--- Material provided ---

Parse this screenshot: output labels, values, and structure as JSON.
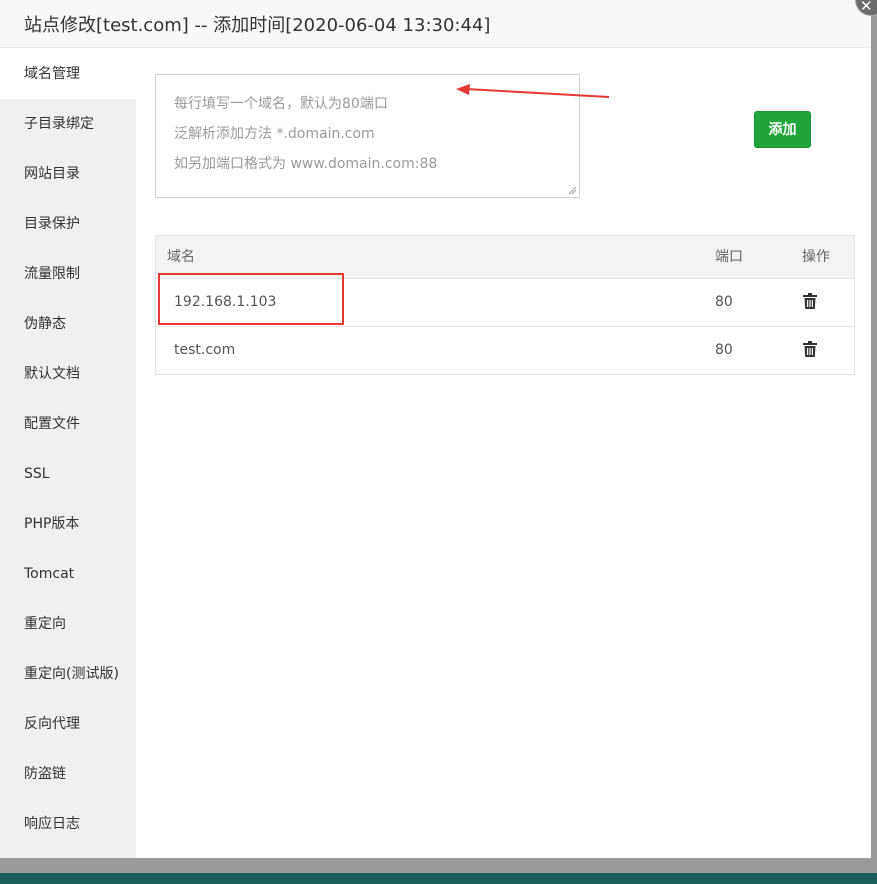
{
  "dialog": {
    "title": "站点修改[test.com] -- 添加时间[2020-06-04 13:30:44]"
  },
  "sidebar": {
    "items": [
      {
        "label": "域名管理",
        "active": true
      },
      {
        "label": "子目录绑定"
      },
      {
        "label": "网站目录"
      },
      {
        "label": "目录保护"
      },
      {
        "label": "流量限制"
      },
      {
        "label": "伪静态"
      },
      {
        "label": "默认文档"
      },
      {
        "label": "配置文件"
      },
      {
        "label": "SSL"
      },
      {
        "label": "PHP版本"
      },
      {
        "label": "Tomcat"
      },
      {
        "label": "重定向"
      },
      {
        "label": "重定向(测试版)"
      },
      {
        "label": "反向代理"
      },
      {
        "label": "防盗链"
      },
      {
        "label": "响应日志"
      }
    ]
  },
  "domain_input": {
    "placeholder_lines": [
      "每行填写一个域名，默认为80端口",
      "泛解析添加方法 *.domain.com",
      "如另加端口格式为 www.domain.com:88"
    ]
  },
  "add_button": {
    "label": "添加",
    "color": "#20a53a"
  },
  "table": {
    "headers": {
      "domain": "域名",
      "port": "端口",
      "action": "操作"
    },
    "rows": [
      {
        "domain": "192.168.1.103",
        "port": "80"
      },
      {
        "domain": "test.com",
        "port": "80"
      }
    ]
  },
  "annotations": {
    "color": "#e53935"
  },
  "icons": {
    "close": "close-icon",
    "delete": "trash-icon"
  }
}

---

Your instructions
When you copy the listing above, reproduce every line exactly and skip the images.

Completed exercise
Parse this screenshot: output labels, values, and structure as JSON.
{
  "dialog": {
    "title": "站点修改[test.com] -- 添加时间[2020-06-04 13:30:44]"
  },
  "sidebar": {
    "items": [
      {
        "label": "域名管理",
        "active": true
      },
      {
        "label": "子目录绑定"
      },
      {
        "label": "网站目录"
      },
      {
        "label": "目录保护"
      },
      {
        "label": "流量限制"
      },
      {
        "label": "伪静态"
      },
      {
        "label": "默认文档"
      },
      {
        "label": "配置文件"
      },
      {
        "label": "SSL"
      },
      {
        "label": "PHP版本"
      },
      {
        "label": "Tomcat"
      },
      {
        "label": "重定向"
      },
      {
        "label": "重定向(测试版)"
      },
      {
        "label": "反向代理"
      },
      {
        "label": "防盗链"
      },
      {
        "label": "响应日志"
      }
    ]
  },
  "domain_input": {
    "placeholder_lines": [
      "每行填写一个域名，默认为80端口",
      "泛解析添加方法 *.domain.com",
      "如另加端口格式为 www.domain.com:88"
    ]
  },
  "add_button": {
    "label": "添加",
    "color": "#20a53a"
  },
  "table": {
    "headers": {
      "domain": "域名",
      "port": "端口",
      "action": "操作"
    },
    "rows": [
      {
        "domain": "192.168.1.103",
        "port": "80"
      },
      {
        "domain": "test.com",
        "port": "80"
      }
    ]
  },
  "annotations": {
    "color": "#e53935"
  },
  "icons": {
    "close": "close-icon",
    "delete": "trash-icon"
  }
}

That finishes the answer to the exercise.